● **EXERCISE OBJECTIVE**:
The required answer is every line of the data containing the word "char".

● **INPUT**:
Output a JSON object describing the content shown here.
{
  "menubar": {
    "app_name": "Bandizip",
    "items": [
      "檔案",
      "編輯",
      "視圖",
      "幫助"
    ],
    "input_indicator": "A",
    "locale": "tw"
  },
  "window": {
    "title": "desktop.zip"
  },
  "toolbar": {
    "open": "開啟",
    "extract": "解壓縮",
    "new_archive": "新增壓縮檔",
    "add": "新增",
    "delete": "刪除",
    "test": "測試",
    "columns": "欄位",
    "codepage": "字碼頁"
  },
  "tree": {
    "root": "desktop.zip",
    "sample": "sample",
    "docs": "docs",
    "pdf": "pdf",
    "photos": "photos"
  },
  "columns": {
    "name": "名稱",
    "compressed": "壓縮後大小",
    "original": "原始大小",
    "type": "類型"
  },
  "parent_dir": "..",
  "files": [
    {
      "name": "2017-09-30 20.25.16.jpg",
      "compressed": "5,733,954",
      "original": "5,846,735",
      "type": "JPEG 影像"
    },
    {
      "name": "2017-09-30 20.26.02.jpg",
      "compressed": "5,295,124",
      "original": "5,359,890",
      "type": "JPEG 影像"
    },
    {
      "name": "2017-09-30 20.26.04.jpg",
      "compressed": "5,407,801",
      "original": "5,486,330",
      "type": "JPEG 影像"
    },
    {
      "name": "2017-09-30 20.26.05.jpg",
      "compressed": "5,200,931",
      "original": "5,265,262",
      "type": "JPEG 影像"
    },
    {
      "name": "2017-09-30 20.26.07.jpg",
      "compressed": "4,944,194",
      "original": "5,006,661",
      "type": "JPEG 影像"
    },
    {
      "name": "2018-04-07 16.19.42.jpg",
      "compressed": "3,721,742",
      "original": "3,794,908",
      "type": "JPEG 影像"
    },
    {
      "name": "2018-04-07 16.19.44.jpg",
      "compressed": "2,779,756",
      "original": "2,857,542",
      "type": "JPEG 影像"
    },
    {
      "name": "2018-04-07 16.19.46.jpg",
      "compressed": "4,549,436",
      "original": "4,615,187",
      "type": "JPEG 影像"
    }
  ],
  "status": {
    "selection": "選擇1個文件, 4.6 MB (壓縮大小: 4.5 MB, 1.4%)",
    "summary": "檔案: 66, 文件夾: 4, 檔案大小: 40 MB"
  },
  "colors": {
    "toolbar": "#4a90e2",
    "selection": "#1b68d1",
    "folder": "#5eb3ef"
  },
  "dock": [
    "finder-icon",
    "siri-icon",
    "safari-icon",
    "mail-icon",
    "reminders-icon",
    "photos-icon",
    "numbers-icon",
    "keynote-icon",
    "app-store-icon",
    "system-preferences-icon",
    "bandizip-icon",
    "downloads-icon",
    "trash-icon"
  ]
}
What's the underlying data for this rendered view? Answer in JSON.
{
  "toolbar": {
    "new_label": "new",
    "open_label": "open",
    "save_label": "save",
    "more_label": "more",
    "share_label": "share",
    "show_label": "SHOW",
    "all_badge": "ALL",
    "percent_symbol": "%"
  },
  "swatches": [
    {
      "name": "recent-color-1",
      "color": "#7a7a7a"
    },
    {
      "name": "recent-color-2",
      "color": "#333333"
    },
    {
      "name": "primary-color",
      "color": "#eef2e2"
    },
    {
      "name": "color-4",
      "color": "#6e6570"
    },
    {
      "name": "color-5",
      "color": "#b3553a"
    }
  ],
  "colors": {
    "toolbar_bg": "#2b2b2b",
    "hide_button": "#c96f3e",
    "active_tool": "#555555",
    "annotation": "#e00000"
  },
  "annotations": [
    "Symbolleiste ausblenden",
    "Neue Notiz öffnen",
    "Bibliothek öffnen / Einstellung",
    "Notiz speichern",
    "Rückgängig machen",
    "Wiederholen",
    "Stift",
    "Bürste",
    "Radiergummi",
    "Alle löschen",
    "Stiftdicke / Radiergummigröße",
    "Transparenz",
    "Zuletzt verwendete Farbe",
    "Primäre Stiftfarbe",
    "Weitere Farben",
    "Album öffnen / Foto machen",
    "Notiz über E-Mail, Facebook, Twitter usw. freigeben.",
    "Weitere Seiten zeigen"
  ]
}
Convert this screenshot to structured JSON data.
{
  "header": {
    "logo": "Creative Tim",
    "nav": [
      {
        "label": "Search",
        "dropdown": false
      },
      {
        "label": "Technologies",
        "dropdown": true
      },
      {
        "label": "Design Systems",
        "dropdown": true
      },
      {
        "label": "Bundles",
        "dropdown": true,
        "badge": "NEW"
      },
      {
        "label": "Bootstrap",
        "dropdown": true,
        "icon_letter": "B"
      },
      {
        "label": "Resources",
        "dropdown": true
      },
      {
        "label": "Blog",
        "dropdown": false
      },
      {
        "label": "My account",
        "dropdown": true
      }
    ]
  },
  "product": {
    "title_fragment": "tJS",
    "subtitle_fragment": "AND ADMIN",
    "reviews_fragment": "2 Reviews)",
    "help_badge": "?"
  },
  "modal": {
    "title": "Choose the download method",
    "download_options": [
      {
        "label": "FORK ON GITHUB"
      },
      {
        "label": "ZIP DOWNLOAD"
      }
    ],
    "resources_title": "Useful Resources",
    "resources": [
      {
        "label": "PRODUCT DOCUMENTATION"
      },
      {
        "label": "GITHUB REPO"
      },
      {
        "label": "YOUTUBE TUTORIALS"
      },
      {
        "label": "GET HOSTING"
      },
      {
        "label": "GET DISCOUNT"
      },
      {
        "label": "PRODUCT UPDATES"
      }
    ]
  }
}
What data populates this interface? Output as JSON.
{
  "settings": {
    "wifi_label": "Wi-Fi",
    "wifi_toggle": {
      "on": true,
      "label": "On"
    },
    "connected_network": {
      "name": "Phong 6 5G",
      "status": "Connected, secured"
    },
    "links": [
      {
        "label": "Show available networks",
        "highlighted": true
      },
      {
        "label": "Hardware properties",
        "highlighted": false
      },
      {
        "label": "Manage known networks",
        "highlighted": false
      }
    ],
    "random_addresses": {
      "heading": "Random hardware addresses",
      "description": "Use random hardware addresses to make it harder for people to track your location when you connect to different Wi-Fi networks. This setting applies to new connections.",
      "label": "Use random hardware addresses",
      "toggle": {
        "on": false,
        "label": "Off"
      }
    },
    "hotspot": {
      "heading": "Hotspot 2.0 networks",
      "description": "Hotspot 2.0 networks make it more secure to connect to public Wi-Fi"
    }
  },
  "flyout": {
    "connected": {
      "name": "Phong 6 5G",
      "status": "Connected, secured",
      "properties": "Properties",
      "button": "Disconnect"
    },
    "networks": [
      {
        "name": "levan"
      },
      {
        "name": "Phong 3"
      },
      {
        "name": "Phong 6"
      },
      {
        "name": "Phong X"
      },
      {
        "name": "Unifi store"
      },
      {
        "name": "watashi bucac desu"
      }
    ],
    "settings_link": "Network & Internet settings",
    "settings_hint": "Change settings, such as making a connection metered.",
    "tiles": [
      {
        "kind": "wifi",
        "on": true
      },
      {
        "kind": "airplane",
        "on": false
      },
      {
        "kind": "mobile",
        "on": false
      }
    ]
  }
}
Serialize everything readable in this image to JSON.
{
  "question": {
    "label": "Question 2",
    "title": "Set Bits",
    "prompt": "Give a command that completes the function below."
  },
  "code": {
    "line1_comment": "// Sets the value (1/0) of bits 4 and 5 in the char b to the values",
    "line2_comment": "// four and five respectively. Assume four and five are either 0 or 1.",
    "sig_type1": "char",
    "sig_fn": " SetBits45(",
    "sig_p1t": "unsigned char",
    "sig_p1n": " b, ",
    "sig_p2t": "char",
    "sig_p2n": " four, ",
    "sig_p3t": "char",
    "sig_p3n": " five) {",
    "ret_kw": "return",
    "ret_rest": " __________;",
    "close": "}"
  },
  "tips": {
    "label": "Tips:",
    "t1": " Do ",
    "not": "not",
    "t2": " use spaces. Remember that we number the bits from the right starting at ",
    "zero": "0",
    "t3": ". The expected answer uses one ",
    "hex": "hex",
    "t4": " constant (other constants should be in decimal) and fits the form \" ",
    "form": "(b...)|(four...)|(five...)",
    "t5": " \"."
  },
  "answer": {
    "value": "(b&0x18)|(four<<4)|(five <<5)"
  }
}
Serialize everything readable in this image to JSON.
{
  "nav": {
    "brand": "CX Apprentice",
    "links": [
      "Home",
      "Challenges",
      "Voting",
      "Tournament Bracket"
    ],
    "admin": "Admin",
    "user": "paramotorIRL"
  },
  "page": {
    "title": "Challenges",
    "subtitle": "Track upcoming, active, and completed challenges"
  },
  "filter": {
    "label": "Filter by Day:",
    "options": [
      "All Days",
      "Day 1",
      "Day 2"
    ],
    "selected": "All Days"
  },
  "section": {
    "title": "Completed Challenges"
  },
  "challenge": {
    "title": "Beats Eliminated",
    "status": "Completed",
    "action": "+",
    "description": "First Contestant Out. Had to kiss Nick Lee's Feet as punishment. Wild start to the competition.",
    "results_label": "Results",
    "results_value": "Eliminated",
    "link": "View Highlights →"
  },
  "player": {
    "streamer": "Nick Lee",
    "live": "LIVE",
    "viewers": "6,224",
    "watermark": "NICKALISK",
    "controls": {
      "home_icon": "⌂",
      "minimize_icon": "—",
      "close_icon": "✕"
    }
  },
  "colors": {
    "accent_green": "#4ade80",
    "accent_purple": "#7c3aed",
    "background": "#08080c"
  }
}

● **ANSWER BOX**:
    "line1_comment": "// Sets the value (1/0) of bits 4 and 5 in the char b to the values",
    "sig_type1": "char",
    "sig_p1t": "unsigned char",
    "sig_p2t": "char",
    "sig_p3t": "char",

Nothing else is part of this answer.